## [WHAT TO PRODUCE]
The entries follow. Print each one exactly.

## [EXTRACTED ENTRIES]

• • •

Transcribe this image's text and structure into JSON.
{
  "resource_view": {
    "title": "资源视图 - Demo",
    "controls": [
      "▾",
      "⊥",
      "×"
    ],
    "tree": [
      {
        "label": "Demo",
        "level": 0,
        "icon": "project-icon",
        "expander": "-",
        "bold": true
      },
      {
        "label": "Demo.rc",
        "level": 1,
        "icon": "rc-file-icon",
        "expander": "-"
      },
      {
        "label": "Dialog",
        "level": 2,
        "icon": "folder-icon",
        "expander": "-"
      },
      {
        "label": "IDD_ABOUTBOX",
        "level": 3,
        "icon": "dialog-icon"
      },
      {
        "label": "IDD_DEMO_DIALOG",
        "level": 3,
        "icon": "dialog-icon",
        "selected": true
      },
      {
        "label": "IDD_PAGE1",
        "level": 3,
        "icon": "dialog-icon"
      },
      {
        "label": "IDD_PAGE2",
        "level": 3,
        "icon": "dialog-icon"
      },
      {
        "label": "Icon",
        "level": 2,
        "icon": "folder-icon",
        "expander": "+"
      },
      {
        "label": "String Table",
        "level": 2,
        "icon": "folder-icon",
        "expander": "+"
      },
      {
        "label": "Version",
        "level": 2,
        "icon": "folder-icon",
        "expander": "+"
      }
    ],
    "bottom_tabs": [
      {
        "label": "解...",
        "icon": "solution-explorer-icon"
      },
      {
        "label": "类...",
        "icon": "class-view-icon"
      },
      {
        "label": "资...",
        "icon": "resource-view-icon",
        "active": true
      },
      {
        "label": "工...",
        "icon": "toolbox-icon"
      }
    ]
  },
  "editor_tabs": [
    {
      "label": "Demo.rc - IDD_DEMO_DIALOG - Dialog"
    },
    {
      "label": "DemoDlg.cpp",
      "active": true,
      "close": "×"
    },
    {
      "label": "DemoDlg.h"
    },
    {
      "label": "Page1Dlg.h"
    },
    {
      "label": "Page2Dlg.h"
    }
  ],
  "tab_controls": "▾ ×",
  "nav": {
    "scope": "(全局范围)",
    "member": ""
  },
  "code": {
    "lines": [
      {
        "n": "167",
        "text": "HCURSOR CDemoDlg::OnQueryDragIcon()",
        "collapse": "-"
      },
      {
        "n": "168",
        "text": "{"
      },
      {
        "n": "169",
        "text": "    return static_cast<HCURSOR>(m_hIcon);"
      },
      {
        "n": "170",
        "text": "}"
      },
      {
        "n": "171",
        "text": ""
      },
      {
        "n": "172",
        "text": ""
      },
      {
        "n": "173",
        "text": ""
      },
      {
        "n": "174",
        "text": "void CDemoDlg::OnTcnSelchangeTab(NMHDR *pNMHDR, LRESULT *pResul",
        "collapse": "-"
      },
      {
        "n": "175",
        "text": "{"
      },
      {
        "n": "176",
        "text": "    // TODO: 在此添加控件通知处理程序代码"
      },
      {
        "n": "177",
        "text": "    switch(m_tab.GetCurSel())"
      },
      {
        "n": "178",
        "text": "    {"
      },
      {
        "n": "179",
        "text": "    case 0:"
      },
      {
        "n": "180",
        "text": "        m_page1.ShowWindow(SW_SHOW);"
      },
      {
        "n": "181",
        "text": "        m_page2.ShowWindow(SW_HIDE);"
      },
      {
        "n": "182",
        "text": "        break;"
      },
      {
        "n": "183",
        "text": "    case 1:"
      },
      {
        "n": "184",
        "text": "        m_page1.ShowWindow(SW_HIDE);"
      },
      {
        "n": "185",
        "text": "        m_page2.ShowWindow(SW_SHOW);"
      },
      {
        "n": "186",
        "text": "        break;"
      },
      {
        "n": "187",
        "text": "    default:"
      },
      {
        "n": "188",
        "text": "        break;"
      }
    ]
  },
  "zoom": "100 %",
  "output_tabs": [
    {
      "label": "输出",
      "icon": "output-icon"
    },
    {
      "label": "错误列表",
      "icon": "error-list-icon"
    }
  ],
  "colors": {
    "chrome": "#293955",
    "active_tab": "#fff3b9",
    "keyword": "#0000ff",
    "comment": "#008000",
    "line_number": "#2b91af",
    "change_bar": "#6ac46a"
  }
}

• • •

## [FINAL ANSWER]
Transcribe this image's text and structure into JSON.
{
  "resource_view": {
    "title": "资源视图 - Demo",
    "controls": [
      "▾",
      "⊥",
      "×"
    ],
    "tree": [
      {
        "label": "Demo",
        "level": 0,
        "icon": "project-icon",
        "expander": "-",
        "bold": true
      },
      {
        "label": "Demo.rc",
        "level": 1,
        "icon": "rc-file-icon",
        "expander": "-"
      },
      {
        "label": "Dialog",
        "level": 2,
        "icon": "folder-icon",
        "expander": "-"
      },
      {
        "label": "IDD_ABOUTBOX",
        "level": 3,
        "icon": "dialog-icon"
      },
      {
        "label": "IDD_DEMO_DIALOG",
        "level": 3,
        "icon": "dialog-icon",
        "selected": true
      },
      {
        "label": "IDD_PAGE1",
        "level": 3,
        "icon": "dialog-icon"
      },
      {
        "label": "IDD_PAGE2",
        "level": 3,
        "icon": "dialog-icon"
      },
      {
        "label": "Icon",
        "level": 2,
        "icon": "folder-icon",
        "expander": "+"
      },
      {
        "label": "String Table",
        "level": 2,
        "icon": "folder-icon",
        "expander": "+"
      },
      {
        "label": "Version",
        "level": 2,
        "icon": "folder-icon",
        "expander": "+"
      }
    ],
    "bottom_tabs": [
      {
        "label": "解...",
        "icon": "solution-explorer-icon"
      },
      {
        "label": "类...",
        "icon": "class-view-icon"
      },
      {
        "label": "资...",
        "icon": "resource-view-icon",
        "active": true
      },
      {
        "label": "工...",
        "icon": "toolbox-icon"
      }
    ]
  },
  "editor_tabs": [
    {
      "label": "Demo.rc - IDD_DEMO_DIALOG - Dialog"
    },
    {
      "label": "DemoDlg.cpp",
      "active": true,
      "close": "×"
    },
    {
      "label": "DemoDlg.h"
    },
    {
      "label": "Page1Dlg.h"
    },
    {
      "label": "Page2Dlg.h"
    }
  ],
  "tab_controls": "▾ ×",
  "nav": {
    "scope": "(全局范围)",
    "member": ""
  },
  "code": {
    "lines": [
      {
        "n": "167",
        "text": "HCURSOR CDemoDlg::OnQueryDragIcon()",
        "collapse": "-"
      },
      {
        "n": "168",
        "text": "{"
      },
      {
        "n": "169",
        "text": "    return static_cast<HCURSOR>(m_hIcon);"
      },
      {
        "n": "170",
        "text": "}"
      },
      {
        "n": "171",
        "text": ""
      },
      {
        "n": "172",
        "text": ""
      },
      {
        "n": "173",
        "text": ""
      },
      {
        "n": "174",
        "text": "void CDemoDlg::OnTcnSelchangeTab(NMHDR *pNMHDR, LRESULT *pResul",
        "collapse": "-"
      },
      {
        "n": "175",
        "text": "{"
      },
      {
        "n": "176",
        "text": "    // TODO: 在此添加控件通知处理程序代码"
      },
      {
        "n": "177",
        "text": "    switch(m_tab.GetCurSel())"
      },
      {
        "n": "178",
        "text": "    {"
      },
      {
        "n": "179",
        "text": "    case 0:"
      },
      {
        "n": "180",
        "text": "        m_page1.ShowWindow(SW_SHOW);"
      },
      {
        "n": "181",
        "text": "        m_page2.ShowWindow(SW_HIDE);"
      },
      {
        "n": "182",
        "text": "        break;"
      },
      {
        "n": "183",
        "text": "    case 1:"
      },
      {
        "n": "184",
        "text": "        m_page1.ShowWindow(SW_HIDE);"
      },
      {
        "n": "185",
        "text": "        m_page2.ShowWindow(SW_SHOW);"
      },
      {
        "n": "186",
        "text": "        break;"
      },
      {
        "n": "187",
        "text": "    default:"
      },
      {
        "n": "188",
        "text": "        break;"
      }
    ]
  },
  "zoom": "100 %",
  "output_tabs": [
    {
      "label": "输出",
      "icon": "output-icon"
    },
    {
      "label": "错误列表",
      "icon": "error-list-icon"
    }
  ],
  "colors": {
    "chrome": "#293955",
    "active_tab": "#fff3b9",
    "keyword": "#0000ff",
    "comment": "#008000",
    "line_number": "#2b91af",
    "change_bar": "#6ac46a"
  }
}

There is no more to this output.